Six Sigma Events

Discussion in 'Trading' started by ASusilovic, Jan 3, 2008.

  1. Six Sigma Events

    The discrepancy between normality and reality !
    Six Sigma Events have nothing to do with the Six Sigma Practice, This concept has been around since the inception of Probabilistic Risk Modeling, much before the name was borrowed to to sell business books!

    A Six Sigma Event was coined from observation of the normal distribution to describe extreme movements in market prices that contradict normal distribution assumptions.

    A six sigma event is characterized by a price drop of six times the volatility (or standard deviations) of the asset , thus the name six-sigma, sigma being the Greek letter representing volatility.


    According to normal distribution assumptions, This type of events should happen EXTREMELY rarely.

    We've actually seen quite a few in the past decade!

    - Crash of '87.
    - .....
    - Mexican Crisis. Tequila Effect.
    - Russian Devaluation .
    - Asian Crisis.
    - Technology bubble....

    The following table draws the probability that an event will occur according to the normal distribution versus the number of standard deviations and Value-at-risk
    No of Standard Deviations Probability of Occurrence Value at Risk
    1 94 600'000
    ... ... ...
    1.65 95 1'000'000
    1.96 97.5 1'200'000
    2.99 99 1'410'000
    6 99.99996 > 3 Mio
    From this, a six sigma event assumes a 99.99996 % probability of occurrence. For a daily horizon this translates into one event happening once every 2'500'000 days. All the recent market slumps i.e. '87 Crash, Mexican Tequila effect, Russian Devaluation, Asian Crisis and Internet speculative bubble, .. have all been six sigma events and they've all happened in the past two decades.

    Financial Instruments carry many risks.... and rewards for those who master them!
  2. These are the same math models that economist are using to tell us that "the us economy can stand $150 oil just fine"??
  3. I always wondered what made these researchers proclaim stock returns are distributed normally just like the heights of random adults or the weights of newborn kittens. Once they throw away the normal distribution assumption in the garbage bin the "6 sigma excuse" for money managers would disappear automatically.

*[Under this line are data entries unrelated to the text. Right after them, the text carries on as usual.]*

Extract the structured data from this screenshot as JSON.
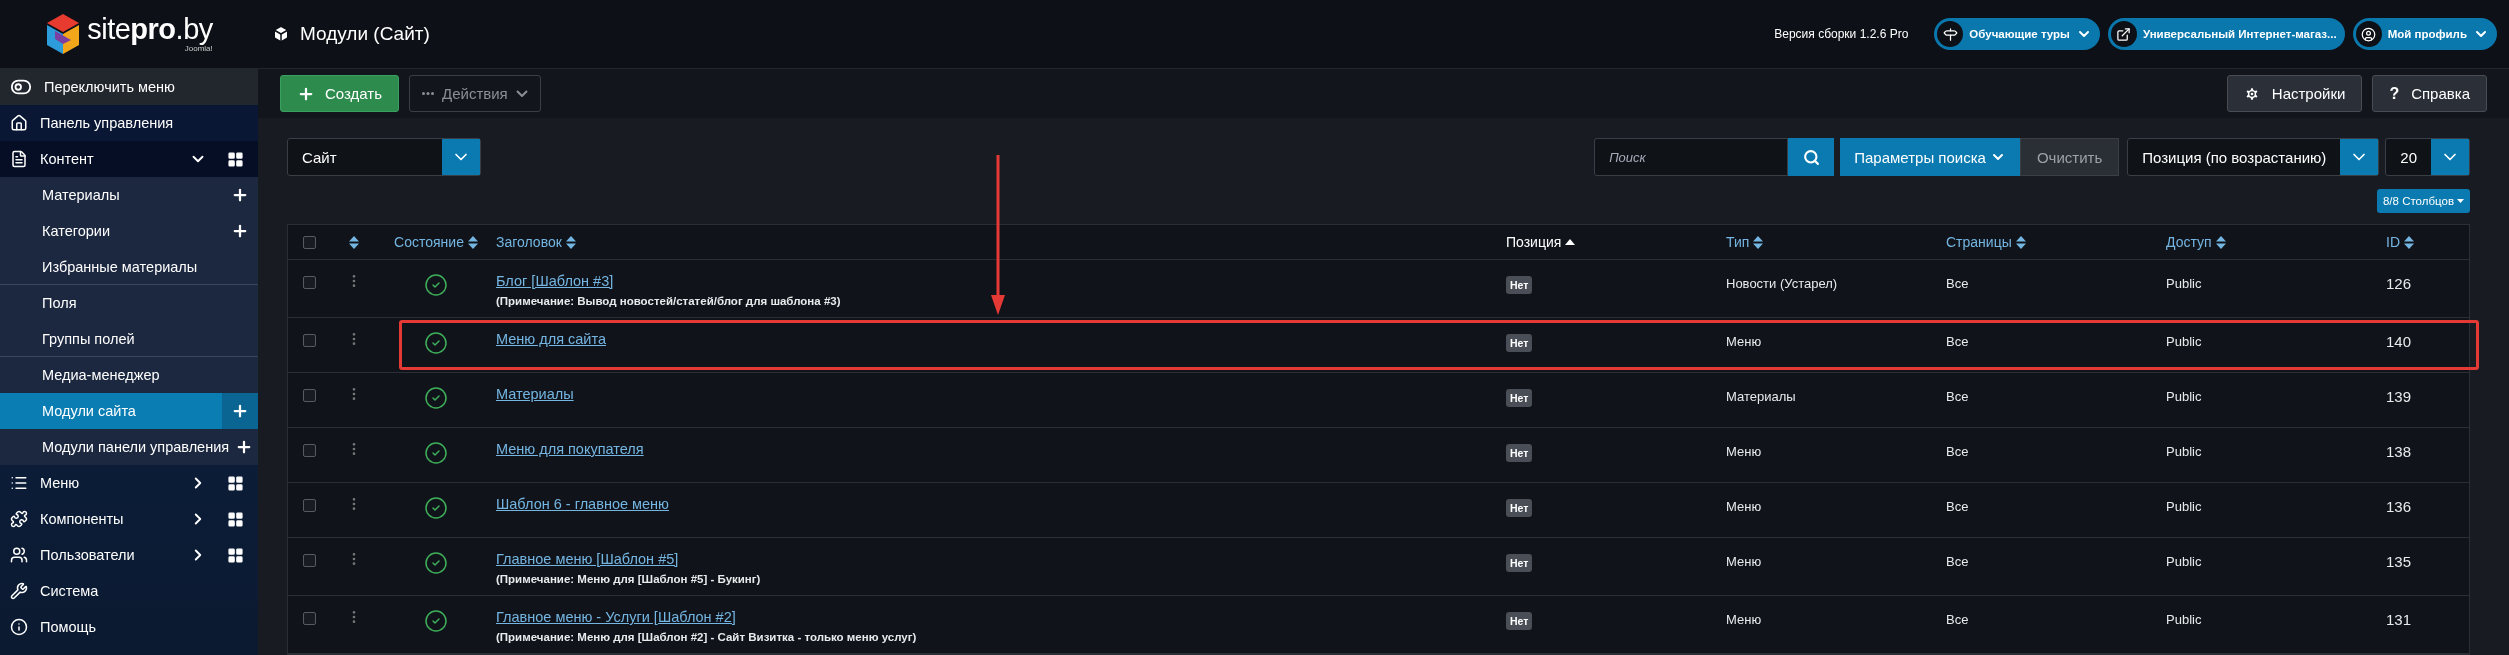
{
  "header": {
    "logo": "site**pro**.by",
    "logo_sub": "Joomla!",
    "title": "Модули (Сайт)",
    "version": "Версия сборки 1.2.6 Pro",
    "pills": [
      {
        "label": "Обучающие туры",
        "dropdown": true
      },
      {
        "label": "Универсальный Интернет-магаз...",
        "dropdown": false
      },
      {
        "label": "Мой профиль",
        "dropdown": true
      }
    ]
  },
  "sidebar": {
    "toggle": "Переключить меню",
    "items": [
      {
        "label": "Панель управления"
      },
      {
        "label": "Контент",
        "expanded": true,
        "children": [
          {
            "label": "Материалы",
            "kind": "addable",
            "selected": false
          },
          {
            "label": "Категории",
            "kind": "addable",
            "selected": false
          },
          {
            "label": "Избранные материалы",
            "kind": "plain",
            "selected": false
          },
          {
            "label": "Поля",
            "kind": "plain",
            "selected": false
          },
          {
            "label": "Группы полей",
            "kind": "plain",
            "selected": false
          },
          {
            "label": "Медиа-менеджер",
            "kind": "plain",
            "selected": false
          },
          {
            "label": "Модули сайта",
            "kind": "addable",
            "selected": true
          },
          {
            "label": "Модули панели управления",
            "kind": "addable",
            "selected": false
          }
        ]
      },
      {
        "label": "Меню",
        "expanded": false
      },
      {
        "label": "Компоненты",
        "expanded": false
      },
      {
        "label": "Пользователи",
        "expanded": false
      },
      {
        "label": "Система"
      },
      {
        "label": "Помощь"
      }
    ]
  },
  "toolbar": {
    "create": "Создать",
    "actions": {
      "label": "Действия",
      "disabled": true
    },
    "options": "Настройки",
    "help": {
      "icon": "?",
      "label": "Справка"
    }
  },
  "filters": {
    "site_select": "Сайт",
    "search": {
      "placeholder": "Поиск"
    },
    "search_options": "Параметры поиска",
    "clear": "Очистить",
    "ordering": "Позиция (по возрастанию)",
    "limit": "20",
    "columns_button": "8/8 Столбцов"
  },
  "table": {
    "select_all_checked": false,
    "columns": [
      {
        "label": "Состояние",
        "sorted": false
      },
      {
        "label": "Заголовок",
        "sorted": false
      },
      {
        "label": "Позиция",
        "sorted": true
      },
      {
        "label": "Тип",
        "sorted": false
      },
      {
        "label": "Страницы",
        "sorted": false
      },
      {
        "label": "Доступ",
        "sorted": false
      },
      {
        "label": "ID",
        "sorted": false
      }
    ],
    "rows": [
      {
        "checked": false,
        "published": true,
        "title": "Блог [Шаблон #3]",
        "note": "(Примечание: Вывод новостей/статей/блог для шаблона #3)",
        "position": "Нет",
        "type": "Новости (Устарел)",
        "pages": "Все",
        "access": "Public",
        "id": "126",
        "highlighted": false
      },
      {
        "checked": false,
        "published": true,
        "title": "Меню для сайта",
        "position": "Нет",
        "type": "Меню",
        "pages": "Все",
        "access": "Public",
        "id": "140",
        "highlighted": true
      },
      {
        "checked": false,
        "published": true,
        "title": "Материалы",
        "position": "Нет",
        "type": "Материалы",
        "pages": "Все",
        "access": "Public",
        "id": "139",
        "highlighted": false
      },
      {
        "checked": false,
        "published": true,
        "title": "Меню для покупателя",
        "position": "Нет",
        "type": "Меню",
        "pages": "Все",
        "access": "Public",
        "id": "138",
        "highlighted": false
      },
      {
        "checked": false,
        "published": true,
        "title": "Шаблон 6 - главное меню",
        "position": "Нет",
        "type": "Меню",
        "pages": "Все",
        "access": "Public",
        "id": "136",
        "highlighted": false
      },
      {
        "checked": false,
        "published": true,
        "title": "Главное меню [Шаблон #5]",
        "note": "(Примечание: Меню для [Шаблон #5] - Букинг)",
        "position": "Нет",
        "type": "Меню",
        "pages": "Все",
        "access": "Public",
        "id": "135",
        "highlighted": false
      },
      {
        "checked": false,
        "published": true,
        "title": "Главное меню - Услуги [Шаблон #2]",
        "note": "(Примечание: Меню для [Шаблон #2] - Сайт Визитка - только меню услуг)",
        "position": "Нет",
        "type": "Меню",
        "pages": "Все",
        "access": "Public",
        "id": "131",
        "highlighted": false
      }
    ]
  }
}
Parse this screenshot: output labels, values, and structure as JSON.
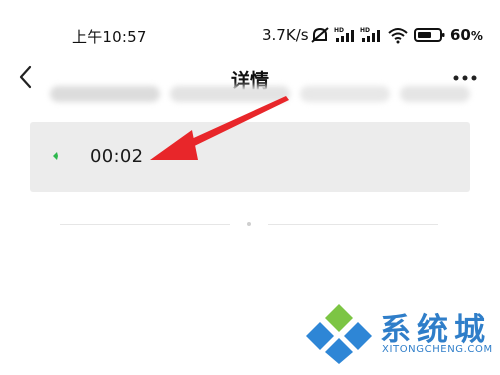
{
  "status_bar": {
    "time": "上午10:57",
    "net_speed": "3.7K/s",
    "battery_value": "60",
    "battery_unit": "%",
    "icons": [
      "mute-alarm-icon",
      "signal-hd-1-icon",
      "signal-hd-2-icon",
      "wifi-icon",
      "battery-icon"
    ]
  },
  "nav": {
    "title": "详情",
    "back_icon": "chevron-left-icon",
    "more_icon": "more-horizontal-icon"
  },
  "message": {
    "duration": "00:02",
    "indicator_color": "#2db84d"
  },
  "annotation": {
    "arrow_color": "#e8262a"
  },
  "watermark": {
    "brand": "系统城",
    "domain": "XITONGCHENG.COM",
    "color": "#2f7ec9"
  }
}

    Dear Renaissance Investor,

    As promised in my July letter, posted today on the RIEF website, I want to share some thoughts on August-to-date performance in order to provide perspective on a most unusual period.

    RIEF results through July 31 were below expectations, but not extraordinarily so. I’ve previously stated that the low volatility Basic System, to which our predictions are added, was not in sync with the market during much of this period. Nonetheless, we remain confident that over time the Basic System will match the return of the S&P and, enhanced by our predictive signals, should exceed it. Since we do not attempt to track this or any other index there will be periods of positive and negative relative returns.

    August (down 8.7% through today) is a different story. The culprit is not the Basic System but our predictive overlay. While we believe we have an excellent set of predictive signals, some of these are undoubtedly shared by a number of long/short hedge funds. For one reason or another many of these funds have not been doing well, and certain factors have caused them to liquidate positions. In addition to poor performance these factors may include losses in credit securities, excessive risk, margin calls and others. All of this may not influence the direction of the overall market, but it may certainly alter the relationships of stocks to each other in a dramatic way. Given the undoubted partial overlap of our portfolios, these liquidations have had a negative impact on RIEF.

    Other examples of such liquidations are the meltdown of risk arbitrage positions in the October 1987 crash, the forced liquidation of junk bonds around 1990 and the collapse of European bonds in 1994. Some of these were in the midst of a bear market, some not.

    Such events tend to occur extremely infrequently. We cannot predict the duration of the current environment, but usually such behavior causes first pain and then opportunity. While we may hedge out some market risk, our basic plan is to stay the course and, as conditions revert to the norm, we anticipate the possibility of an attractive opportunity for RIEF. Our firm remains strong, and although Medallion has experienced some losses in August, it is solidly profitable year-to-date.

    We are confident in our approach, and we urge you to contact our staff should you have any questions.

    Jim Simons

  5. avarus


    Based on the likelihood that 98 percent of the moves will stop at two standard deviations is an easy bet in my book. If it goes beyond that, risk control will take care of the rest. The ones who blow up are those who have no idea what their VARs are at any point in time. If you have your VARs worked out properly, a six sigma event should just be a blip in the equity curve.
  6. Old news